Diana Kuo has been named one of four students in the first cohort of Health and Social Justice Scholars. Born in Taiwan, Kuo immigrated to the United States with her family at age 3 and lived in New Jersey during her formative years.
Prior to entering the PhD program at UofL, she worked as a medical laboratory technologist for the State of North Carolina, UNC Healthcare and the Department of Agriculture and Consumer Services. She also has experience working for an international health non-profit organization, developing fundraising activities for the organization to provide medical and social services for Chinese orphans with special needs. Kuo is a second-year PhD student in the epidemiology department of the School of Public Health and Information Sciences.
She took time out of her schedule to talk to UofL News about what motivates her and what her goals are as a Health and Social Justice Scholar.
UofL News: What motivated you to invest in health and social justice?
Diana Kuo: Ever since my time as a grad student in my master’s program I was interested in epidemiology, but also international health. A lot of international health courses I took had a human rights perspective with health, so my background has been fluctuating. After I graduated from the master’s program, I worked for an international health organization in a fundraising office for our operations in China where we helped handicapped orphans. Once I left that career I went into the medical field as a medical technologist helping to diagnose diseases. Inherent in me has always been the idea that the health and wellbeing of everyone in our community is important. That sent be back to pursue my PhD. One of my main topics of interest in epidemiology is social epidemiology, which melds a lot of different disciplines to understand this bigger picture of health and why it is different in different populations.
UofL News: What is one experience that drives you to make a difference?
Kuo: My most significant experience was in my MPH program in which I did an internship with a student-run organization. We went to Uganda to catalog services offered by NGOs, MPOs, private clinics and local hospitals for HIV and AIDS patients and their friends and family who were affected. While I was there we worked with a local brother-and-sister-run orphanage. In Uganda there is no such thing as a state-run orphanage system, so it’s basically people taking in children from the street. A lot of those children are orphans because their parents died of AIDS and none of the family members want to – or can – help out. One of the days we were there we went around talking to children who had not yet gone to seek someone to help them. They were still living on the streets. A lot of them were hiding in the sewer drains. I think that was one of the most up-front and eye-opening events I ever experienced.

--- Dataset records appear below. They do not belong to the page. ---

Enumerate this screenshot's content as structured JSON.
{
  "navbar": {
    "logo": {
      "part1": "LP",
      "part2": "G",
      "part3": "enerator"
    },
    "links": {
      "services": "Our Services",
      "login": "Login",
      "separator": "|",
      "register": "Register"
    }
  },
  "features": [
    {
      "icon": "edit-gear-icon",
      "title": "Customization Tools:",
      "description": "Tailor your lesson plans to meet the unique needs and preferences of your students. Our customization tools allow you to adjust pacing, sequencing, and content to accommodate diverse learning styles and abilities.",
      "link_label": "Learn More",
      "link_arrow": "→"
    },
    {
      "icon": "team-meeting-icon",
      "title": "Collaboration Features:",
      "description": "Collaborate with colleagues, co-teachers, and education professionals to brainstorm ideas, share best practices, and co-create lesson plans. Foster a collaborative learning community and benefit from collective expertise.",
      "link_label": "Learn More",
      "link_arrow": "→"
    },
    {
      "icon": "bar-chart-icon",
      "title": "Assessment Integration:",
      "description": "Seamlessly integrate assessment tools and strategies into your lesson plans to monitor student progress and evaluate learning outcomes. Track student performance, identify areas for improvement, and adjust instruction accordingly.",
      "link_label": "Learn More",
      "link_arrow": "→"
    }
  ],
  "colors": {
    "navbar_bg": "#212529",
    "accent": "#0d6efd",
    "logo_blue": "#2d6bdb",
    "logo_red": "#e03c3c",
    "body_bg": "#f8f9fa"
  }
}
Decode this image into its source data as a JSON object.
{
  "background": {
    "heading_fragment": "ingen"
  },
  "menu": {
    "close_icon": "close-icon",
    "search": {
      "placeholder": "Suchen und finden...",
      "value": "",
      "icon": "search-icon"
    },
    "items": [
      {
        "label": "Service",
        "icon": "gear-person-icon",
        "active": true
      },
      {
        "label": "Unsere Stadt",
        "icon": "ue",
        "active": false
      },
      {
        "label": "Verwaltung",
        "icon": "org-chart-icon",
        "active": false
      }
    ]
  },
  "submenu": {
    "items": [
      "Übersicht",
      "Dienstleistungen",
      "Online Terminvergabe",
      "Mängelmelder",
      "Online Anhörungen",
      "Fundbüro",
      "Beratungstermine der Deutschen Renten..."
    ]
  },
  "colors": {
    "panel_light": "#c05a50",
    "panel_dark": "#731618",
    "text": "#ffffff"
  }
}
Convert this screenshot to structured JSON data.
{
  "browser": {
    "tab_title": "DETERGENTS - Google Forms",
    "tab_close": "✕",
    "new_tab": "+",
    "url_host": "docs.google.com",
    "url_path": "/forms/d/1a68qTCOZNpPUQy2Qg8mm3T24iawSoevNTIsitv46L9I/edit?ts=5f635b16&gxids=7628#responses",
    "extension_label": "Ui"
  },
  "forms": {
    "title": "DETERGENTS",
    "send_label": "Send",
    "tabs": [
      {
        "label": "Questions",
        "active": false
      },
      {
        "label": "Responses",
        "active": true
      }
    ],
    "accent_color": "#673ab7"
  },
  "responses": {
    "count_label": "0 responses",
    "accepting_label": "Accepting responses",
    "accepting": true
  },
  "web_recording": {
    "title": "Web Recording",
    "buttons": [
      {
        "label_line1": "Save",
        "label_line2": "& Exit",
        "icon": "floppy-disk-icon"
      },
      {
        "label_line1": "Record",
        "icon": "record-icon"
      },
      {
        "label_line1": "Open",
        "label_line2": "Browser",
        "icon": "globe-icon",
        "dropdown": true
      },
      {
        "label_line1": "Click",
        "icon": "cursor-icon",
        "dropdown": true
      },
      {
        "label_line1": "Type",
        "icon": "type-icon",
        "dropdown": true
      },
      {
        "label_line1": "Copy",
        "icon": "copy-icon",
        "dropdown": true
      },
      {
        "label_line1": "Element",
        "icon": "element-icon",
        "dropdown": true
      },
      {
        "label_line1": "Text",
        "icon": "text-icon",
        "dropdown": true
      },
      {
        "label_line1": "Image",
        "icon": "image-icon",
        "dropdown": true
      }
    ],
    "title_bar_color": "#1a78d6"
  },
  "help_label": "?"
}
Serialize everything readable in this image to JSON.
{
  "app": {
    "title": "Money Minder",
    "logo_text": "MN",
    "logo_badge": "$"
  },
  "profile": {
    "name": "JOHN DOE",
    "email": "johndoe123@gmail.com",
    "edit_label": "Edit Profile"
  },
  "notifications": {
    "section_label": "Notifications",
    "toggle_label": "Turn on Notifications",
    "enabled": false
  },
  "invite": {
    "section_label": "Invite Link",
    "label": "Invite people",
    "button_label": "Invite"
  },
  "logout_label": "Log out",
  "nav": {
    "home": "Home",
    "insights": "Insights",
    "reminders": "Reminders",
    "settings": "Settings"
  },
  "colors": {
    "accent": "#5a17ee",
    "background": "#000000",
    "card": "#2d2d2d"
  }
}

UofL News: What would you like to accomplish as a Health and Social Justice Scholar?
Kuo: It will depend on how we collaborate to figure out what would be the best project to help the community, but I think there are a lot of issues that are not directly related to health but contribute to whether people have healthy lives. One of the main things is to get the idea of public health out to the community and affect policy change in the city. Although I don’t know when or if we will achieve this, I hope it will be within my lifetime.
Introduced in the spring of 2016, the Health and Social Justice Scholars Program engages professional students with local communities and faculty mentors to bring about changes to benefit underserved populations in the Louisville area. Read about fellow scholars in this program, Ashton Green and Mallika Sabharwal.